Mary Alice’s childhood summers in Grandma Dowdel’s sleepy Illinois town were packed with enough drama to fill the double bill of any picture show. But now she is fifteen, and faces a whole long year with Grandma, a woman well known for shaking up her neighbors-and everyone else! All Mary Alice can know for certain is this: when trying to predict how life with Grandma might turn out… better not.
This book is a sequel to A Long Way From Chicago, but I honestly didn’t even know that there was a previous book. It works just fine as a stand-alone, which is important to consider when suggesting books to children. For some series, you really need to read the books in order or you won’t understand things. There’s nothing more frustrating than reading and knowing you’re missing something important that was in a previous book.

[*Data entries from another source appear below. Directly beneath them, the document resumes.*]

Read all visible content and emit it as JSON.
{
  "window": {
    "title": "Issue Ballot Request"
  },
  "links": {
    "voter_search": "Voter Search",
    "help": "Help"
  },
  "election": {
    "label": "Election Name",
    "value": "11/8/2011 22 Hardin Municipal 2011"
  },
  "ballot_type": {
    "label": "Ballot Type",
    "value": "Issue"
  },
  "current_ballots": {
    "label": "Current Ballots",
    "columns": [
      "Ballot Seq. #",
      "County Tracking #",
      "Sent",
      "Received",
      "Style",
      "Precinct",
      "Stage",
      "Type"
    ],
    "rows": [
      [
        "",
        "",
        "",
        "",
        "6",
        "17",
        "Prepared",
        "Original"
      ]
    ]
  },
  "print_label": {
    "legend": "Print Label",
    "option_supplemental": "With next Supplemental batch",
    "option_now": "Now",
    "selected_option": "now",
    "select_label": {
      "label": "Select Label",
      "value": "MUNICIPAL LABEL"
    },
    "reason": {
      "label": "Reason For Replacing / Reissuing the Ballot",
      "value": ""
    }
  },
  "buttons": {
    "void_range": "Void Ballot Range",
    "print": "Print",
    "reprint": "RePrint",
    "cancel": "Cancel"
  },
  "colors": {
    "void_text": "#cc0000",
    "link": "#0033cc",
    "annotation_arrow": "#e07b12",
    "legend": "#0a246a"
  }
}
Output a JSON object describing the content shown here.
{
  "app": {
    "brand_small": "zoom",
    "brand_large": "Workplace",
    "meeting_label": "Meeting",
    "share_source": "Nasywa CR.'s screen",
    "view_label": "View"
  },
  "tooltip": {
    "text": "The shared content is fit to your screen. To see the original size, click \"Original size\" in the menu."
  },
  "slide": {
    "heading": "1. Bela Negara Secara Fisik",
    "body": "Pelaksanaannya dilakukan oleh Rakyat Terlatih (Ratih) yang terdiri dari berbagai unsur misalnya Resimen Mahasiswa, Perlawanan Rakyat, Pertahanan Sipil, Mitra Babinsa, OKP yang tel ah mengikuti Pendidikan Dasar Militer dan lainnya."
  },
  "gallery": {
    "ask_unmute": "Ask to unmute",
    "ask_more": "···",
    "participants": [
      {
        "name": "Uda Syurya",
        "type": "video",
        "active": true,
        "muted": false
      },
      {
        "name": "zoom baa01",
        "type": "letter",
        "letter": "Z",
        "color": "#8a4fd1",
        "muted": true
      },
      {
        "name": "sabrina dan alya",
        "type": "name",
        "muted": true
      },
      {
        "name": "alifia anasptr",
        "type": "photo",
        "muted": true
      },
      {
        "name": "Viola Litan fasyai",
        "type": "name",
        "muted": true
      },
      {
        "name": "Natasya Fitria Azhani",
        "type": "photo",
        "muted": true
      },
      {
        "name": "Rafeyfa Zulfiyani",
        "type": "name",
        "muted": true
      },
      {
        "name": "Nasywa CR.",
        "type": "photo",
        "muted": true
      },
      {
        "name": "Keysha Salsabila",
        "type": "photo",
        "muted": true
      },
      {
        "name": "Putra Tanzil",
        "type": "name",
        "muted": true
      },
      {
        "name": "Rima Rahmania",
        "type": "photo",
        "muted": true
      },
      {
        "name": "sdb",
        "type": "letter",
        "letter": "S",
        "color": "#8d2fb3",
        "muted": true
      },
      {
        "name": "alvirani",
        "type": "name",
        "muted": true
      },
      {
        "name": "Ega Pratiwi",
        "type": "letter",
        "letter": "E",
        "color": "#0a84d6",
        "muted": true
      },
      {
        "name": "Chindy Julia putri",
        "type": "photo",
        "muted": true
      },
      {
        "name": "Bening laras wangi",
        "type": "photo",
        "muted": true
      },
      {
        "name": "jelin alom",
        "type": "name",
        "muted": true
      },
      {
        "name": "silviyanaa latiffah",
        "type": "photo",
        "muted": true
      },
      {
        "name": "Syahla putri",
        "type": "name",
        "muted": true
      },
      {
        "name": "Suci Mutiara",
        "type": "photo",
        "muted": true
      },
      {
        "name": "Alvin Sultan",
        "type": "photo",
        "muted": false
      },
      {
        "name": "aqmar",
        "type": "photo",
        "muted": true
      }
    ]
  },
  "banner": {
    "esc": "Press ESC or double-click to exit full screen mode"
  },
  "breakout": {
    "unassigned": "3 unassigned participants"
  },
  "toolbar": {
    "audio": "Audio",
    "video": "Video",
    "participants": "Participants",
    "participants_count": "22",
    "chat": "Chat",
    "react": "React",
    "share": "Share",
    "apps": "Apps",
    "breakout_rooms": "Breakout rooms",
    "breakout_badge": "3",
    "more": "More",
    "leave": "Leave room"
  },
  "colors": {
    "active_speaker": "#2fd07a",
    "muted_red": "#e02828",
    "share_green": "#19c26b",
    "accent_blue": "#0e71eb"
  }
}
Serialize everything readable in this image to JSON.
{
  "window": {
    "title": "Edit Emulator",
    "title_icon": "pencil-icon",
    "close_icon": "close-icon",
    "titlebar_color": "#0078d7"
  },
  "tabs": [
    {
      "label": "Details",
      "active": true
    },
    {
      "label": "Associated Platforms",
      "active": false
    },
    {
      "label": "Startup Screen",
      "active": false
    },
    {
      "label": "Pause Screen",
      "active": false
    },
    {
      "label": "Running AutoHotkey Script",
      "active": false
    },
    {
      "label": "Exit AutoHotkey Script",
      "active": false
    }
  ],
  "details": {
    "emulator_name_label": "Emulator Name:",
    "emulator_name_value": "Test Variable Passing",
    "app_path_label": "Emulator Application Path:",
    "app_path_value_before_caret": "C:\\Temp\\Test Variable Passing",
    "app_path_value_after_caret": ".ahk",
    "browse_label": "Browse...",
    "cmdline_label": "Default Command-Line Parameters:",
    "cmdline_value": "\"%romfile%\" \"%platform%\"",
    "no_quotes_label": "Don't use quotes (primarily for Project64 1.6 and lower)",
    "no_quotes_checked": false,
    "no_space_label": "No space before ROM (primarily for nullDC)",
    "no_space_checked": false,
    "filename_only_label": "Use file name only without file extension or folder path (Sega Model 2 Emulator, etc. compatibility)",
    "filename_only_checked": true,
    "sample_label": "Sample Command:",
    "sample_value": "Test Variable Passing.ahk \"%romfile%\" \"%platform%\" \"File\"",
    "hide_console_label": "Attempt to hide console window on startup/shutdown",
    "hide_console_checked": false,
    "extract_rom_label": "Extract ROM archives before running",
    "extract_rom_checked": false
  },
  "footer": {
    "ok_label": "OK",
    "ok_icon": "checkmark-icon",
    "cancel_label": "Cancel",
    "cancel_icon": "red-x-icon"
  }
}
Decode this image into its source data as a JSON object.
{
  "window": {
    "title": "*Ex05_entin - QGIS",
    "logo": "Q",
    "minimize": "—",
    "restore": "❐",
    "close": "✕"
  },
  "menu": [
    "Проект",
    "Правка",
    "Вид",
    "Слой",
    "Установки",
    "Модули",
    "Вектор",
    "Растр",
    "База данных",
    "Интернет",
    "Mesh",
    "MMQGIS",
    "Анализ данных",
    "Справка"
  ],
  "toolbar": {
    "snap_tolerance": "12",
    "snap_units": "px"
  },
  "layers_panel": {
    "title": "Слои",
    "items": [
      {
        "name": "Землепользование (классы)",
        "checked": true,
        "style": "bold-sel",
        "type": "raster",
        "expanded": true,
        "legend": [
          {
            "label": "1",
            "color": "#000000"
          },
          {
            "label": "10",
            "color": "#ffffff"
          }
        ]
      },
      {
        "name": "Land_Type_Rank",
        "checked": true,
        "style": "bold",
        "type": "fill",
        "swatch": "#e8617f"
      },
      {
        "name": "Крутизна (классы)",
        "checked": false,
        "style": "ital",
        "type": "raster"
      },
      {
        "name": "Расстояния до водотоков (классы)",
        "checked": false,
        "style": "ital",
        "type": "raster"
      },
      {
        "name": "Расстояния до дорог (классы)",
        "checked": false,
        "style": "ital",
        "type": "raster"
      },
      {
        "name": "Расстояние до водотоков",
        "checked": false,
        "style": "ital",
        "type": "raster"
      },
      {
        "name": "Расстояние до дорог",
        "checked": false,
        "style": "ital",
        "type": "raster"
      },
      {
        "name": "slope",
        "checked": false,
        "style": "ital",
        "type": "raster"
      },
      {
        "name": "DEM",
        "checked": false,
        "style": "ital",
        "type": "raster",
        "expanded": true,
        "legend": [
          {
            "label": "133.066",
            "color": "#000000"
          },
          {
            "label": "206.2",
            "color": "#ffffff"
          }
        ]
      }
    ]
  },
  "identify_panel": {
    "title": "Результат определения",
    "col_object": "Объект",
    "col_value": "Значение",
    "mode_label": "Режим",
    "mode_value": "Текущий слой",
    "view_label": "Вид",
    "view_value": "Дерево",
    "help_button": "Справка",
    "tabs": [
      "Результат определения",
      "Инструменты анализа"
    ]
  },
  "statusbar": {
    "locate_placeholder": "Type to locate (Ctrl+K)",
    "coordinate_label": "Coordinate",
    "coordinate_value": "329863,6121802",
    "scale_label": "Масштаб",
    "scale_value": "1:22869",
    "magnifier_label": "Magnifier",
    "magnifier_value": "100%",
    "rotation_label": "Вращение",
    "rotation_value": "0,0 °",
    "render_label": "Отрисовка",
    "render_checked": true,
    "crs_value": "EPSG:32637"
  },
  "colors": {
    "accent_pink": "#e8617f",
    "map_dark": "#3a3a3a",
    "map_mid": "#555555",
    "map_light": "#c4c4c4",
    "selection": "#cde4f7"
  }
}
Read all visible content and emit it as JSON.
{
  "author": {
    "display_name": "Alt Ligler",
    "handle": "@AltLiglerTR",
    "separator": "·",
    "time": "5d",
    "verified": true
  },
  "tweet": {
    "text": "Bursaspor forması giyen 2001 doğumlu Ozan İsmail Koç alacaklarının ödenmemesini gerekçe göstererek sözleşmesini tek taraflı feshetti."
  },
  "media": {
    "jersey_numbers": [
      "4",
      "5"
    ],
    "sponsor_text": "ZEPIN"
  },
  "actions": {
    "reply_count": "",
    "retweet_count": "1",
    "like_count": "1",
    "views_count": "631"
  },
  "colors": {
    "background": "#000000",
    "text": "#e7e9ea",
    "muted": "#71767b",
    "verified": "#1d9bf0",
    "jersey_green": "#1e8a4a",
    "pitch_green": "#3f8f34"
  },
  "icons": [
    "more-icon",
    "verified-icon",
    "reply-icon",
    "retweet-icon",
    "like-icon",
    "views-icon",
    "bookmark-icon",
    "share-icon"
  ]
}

A Year Down Yonder, the Newbery Award winner for 2001, starts off slow… and doesn’t pick up much speed as it goes on. The pace of the novel was much like the town in which it’s set: “sleepy” is the perfect description! But that worked because the novel is historical (set in late 1937 and early 1938), and life had a slower pace back then. It was an interesting contrast with Bud, Not Buddy, which was set in the same decade in Michigan but was paced faster like the jazz music that was its theme.
Overall I liked this book, but I didn’t love it. There were a lot of little stories that were only thinly connected, and I prefer books with a bigger overarching storyline. They were interesting, but nothing grabbed my attention and refused to let go. With most books there is a point where you hit escape velocity – it’s that moment in the story where you can’t bear to be interrupted, you just have to read straight through to the end. Neptune’s Children is a great example of escape velocity. I didn’t get that feeling with A Year Down Yonder, but it was still enjoyable.